Switzerland has voted in favour of building a second road tunnel through the Gotthard alpine mountain. In a referendum in late February, the Swiss electorate voted by 57% to 43% to approve a second road tunnel, despite it appearing to contradict the Swiss constitution that commits the country to shifting goods transport from road to rail. The vote has been widely seen as part of a political swing to the right, which has been accompanied by a weakening of public willingness to support environmental measures.
Increasing the use of natural gas in cars and trucks would be largely ineffective in reducing greenhouse gas (GHG) emissions and air pollution, a new independent study finds. There are no GHG savings in shifting from diesel cars and trucks to compressed or liquefied natural gas (LNG) cars and trucks, while petrol-hybrid, electric and hydrogen cars deliver much greater climate benefits, the study for sustainable transport group Transport & Environment says.
In February 2016, the European Commission released a proposal to guarantee its gas supply security and is preparing another one to implement the EU’s 2030 climate targets for the transport, buildings and agriculture sectors. It is also developing a communication to decarbonise the road transport sector, to be announced this summer. To understand what role natural gas could have in achieving these objectives, T&E commissioned a study from Ricardo Energy & Environment to assess the impacts of large-scale use of natural gas in the transport sector.
On 28 February, the Swiss go to the polls in a referendum that could have major implications for north-south goods transport in Europe. The vote itself is whether to build a second road tunnel through the Gotthard Alpine mountain between the towns of Göschenen and Airolo, but T&E’s two Swiss members are making the case that the issue is much bigger than that.
Train passengers and citizens living along rail-lines must continue to breathe toxic diesel fumes, the European Parliament decided today. Sustainable transport group Transport & Environment (T&E) criticised MEPs of the environment committee for failing to require diesel trains to fit exhaust treatment systems that are now required for cars and trucks, which would have cleaned up the emissions and protected health.
The European Commission is taking legal action against the UK over claims it is exceeding limits on air pollution from traffic.
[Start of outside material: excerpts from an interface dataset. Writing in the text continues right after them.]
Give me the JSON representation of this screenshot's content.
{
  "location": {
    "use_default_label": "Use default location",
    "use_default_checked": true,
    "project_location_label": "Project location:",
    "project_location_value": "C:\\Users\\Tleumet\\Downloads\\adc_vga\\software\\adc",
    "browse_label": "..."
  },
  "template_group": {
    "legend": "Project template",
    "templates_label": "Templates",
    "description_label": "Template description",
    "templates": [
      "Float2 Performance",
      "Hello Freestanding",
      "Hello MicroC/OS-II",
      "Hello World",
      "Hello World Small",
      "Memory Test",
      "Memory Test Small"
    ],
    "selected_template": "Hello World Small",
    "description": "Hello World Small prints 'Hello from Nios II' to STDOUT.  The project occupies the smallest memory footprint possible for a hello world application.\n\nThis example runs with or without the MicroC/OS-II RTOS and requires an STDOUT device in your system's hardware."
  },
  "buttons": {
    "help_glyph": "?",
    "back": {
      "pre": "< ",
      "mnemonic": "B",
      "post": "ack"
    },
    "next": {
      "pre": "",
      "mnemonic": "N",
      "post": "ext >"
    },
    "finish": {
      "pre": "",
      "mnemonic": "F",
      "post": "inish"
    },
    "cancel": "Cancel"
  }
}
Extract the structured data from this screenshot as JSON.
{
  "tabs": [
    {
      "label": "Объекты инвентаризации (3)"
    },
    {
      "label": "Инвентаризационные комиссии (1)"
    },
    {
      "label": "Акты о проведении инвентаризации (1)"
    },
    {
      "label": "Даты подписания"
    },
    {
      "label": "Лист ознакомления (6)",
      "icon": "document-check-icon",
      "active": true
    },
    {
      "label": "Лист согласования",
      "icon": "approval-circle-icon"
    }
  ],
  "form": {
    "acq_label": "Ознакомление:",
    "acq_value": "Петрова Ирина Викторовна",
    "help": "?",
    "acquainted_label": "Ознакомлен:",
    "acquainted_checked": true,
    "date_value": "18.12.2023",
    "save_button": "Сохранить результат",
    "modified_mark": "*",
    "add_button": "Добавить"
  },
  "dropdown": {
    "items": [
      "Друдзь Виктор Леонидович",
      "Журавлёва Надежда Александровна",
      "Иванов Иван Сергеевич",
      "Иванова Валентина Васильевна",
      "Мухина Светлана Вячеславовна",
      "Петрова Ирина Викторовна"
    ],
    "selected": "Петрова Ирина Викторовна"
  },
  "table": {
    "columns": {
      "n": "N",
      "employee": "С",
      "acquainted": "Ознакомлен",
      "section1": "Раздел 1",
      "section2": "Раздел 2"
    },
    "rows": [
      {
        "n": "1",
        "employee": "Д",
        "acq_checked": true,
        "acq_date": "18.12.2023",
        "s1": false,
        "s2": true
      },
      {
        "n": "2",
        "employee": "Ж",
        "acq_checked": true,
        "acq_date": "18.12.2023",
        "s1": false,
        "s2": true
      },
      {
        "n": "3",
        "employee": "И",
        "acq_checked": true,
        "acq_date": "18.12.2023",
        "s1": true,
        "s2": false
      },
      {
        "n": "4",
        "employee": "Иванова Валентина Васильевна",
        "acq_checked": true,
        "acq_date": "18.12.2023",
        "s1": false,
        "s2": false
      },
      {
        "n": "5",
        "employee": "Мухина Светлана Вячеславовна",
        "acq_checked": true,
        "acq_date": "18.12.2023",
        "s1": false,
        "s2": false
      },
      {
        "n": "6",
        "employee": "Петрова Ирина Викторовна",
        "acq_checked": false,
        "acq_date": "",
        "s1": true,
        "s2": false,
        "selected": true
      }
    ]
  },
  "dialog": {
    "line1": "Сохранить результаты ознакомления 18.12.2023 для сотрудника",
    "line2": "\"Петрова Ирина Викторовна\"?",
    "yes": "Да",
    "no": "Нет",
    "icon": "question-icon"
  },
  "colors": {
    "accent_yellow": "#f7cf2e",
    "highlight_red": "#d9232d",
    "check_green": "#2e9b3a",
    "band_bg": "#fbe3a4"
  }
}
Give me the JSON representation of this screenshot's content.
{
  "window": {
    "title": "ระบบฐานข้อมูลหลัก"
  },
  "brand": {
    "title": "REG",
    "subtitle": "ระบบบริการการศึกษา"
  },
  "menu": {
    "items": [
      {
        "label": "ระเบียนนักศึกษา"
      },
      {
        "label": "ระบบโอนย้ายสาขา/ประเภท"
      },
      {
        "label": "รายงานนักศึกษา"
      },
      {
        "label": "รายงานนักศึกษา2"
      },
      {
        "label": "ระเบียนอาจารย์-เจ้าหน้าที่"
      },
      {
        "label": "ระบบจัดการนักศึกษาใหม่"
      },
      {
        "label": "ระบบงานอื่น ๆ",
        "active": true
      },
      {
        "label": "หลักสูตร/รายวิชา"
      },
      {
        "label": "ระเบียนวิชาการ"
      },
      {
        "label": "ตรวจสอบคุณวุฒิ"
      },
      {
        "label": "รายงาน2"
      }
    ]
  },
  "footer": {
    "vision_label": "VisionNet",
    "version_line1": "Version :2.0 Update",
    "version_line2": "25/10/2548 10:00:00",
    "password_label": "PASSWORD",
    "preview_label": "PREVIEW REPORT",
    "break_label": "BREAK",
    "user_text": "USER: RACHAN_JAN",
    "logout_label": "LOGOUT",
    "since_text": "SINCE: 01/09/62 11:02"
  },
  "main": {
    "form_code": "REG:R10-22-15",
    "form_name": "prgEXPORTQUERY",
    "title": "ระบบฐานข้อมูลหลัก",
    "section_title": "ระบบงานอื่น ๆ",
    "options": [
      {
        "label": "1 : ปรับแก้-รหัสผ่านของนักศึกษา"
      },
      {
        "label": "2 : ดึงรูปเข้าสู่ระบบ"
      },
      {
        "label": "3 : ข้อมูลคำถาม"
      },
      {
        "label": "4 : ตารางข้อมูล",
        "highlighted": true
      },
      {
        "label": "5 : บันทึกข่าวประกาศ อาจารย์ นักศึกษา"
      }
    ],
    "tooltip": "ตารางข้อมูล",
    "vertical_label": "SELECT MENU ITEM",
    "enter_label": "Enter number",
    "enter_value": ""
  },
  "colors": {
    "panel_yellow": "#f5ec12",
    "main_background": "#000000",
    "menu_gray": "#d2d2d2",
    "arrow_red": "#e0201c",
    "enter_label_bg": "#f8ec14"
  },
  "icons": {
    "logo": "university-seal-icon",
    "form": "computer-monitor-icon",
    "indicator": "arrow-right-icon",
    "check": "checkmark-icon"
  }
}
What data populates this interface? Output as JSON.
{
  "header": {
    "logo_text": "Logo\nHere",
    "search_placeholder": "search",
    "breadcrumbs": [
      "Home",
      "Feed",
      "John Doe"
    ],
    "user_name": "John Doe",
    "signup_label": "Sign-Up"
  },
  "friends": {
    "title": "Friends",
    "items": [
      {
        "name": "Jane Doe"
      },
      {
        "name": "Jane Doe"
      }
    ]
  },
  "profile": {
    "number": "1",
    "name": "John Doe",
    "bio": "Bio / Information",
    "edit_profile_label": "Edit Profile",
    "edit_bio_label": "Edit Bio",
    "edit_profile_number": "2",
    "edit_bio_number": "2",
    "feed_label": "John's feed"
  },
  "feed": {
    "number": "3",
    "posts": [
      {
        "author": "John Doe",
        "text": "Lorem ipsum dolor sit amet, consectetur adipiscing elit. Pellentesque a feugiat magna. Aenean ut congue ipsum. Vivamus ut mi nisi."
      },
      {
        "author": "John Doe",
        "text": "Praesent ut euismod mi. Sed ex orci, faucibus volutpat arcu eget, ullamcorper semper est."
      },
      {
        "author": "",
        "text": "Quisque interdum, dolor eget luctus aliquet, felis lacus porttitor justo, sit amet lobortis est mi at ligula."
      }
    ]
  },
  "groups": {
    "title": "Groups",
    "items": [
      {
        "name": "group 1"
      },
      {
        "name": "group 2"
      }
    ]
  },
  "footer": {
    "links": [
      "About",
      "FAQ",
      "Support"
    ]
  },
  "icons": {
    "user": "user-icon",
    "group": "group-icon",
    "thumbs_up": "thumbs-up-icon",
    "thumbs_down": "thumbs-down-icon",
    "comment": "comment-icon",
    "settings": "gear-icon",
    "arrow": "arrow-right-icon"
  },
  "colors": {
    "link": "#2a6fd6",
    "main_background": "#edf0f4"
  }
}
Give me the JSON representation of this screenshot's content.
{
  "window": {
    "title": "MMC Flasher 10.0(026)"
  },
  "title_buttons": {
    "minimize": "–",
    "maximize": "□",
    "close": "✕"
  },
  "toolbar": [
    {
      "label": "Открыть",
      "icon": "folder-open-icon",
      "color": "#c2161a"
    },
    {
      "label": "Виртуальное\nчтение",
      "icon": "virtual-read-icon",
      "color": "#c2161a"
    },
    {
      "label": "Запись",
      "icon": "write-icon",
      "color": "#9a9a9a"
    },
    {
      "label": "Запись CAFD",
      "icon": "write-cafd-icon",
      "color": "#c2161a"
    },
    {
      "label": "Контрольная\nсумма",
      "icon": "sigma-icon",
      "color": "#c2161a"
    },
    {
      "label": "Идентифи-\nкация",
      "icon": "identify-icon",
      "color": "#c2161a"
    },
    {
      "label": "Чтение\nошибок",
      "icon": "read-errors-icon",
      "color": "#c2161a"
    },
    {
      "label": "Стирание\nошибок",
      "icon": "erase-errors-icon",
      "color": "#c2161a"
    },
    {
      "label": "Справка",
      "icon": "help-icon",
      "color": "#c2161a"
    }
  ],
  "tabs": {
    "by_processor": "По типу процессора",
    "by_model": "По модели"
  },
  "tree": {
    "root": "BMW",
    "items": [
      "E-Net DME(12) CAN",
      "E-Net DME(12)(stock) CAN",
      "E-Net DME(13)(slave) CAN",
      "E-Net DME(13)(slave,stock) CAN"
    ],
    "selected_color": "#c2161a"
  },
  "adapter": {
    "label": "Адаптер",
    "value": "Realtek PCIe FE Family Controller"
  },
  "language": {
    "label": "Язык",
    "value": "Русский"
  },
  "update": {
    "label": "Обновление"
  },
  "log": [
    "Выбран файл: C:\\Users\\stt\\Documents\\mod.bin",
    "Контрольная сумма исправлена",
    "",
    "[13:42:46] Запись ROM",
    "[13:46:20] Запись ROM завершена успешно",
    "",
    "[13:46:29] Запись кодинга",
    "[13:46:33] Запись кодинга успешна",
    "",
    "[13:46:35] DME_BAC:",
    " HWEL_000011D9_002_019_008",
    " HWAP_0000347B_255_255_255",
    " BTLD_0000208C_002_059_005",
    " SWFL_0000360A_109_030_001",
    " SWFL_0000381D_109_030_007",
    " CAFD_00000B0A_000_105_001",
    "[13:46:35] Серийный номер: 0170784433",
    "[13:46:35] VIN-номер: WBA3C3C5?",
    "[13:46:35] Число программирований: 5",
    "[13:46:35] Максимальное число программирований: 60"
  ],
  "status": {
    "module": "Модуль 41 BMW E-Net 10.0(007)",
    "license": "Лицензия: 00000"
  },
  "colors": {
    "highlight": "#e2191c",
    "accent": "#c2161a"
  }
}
Britain has two months to respond to the case that it breached EU limits for nitrogen dioxide (NO2) emissions, which cause breathing and other health problems.
The European Commission says it wants to reduce air pollution from barges as a way of making freight transport by inland waterways more environmentally friendly.
An alliance of road freight interests has launched ‘Green Freight Europe’, aimed at working out a reliable method of measuring emissions from lorries. The group of hauliers, transport logistics firms and companies that use lorries to transport goods set out its scheme last month in the presence of the EU transport commissioner Siim Kallas. Estimates of today’s fuel efficiency of lorries vary widely.
Pregnant women who breathe in pollution could be giving birth to children with lower intelligence, says a study from the Columbia Center for Children’s Environmental Health in America.
Initial results from Berlin's Low Emissions Zone (LEZ) show some encouraging results.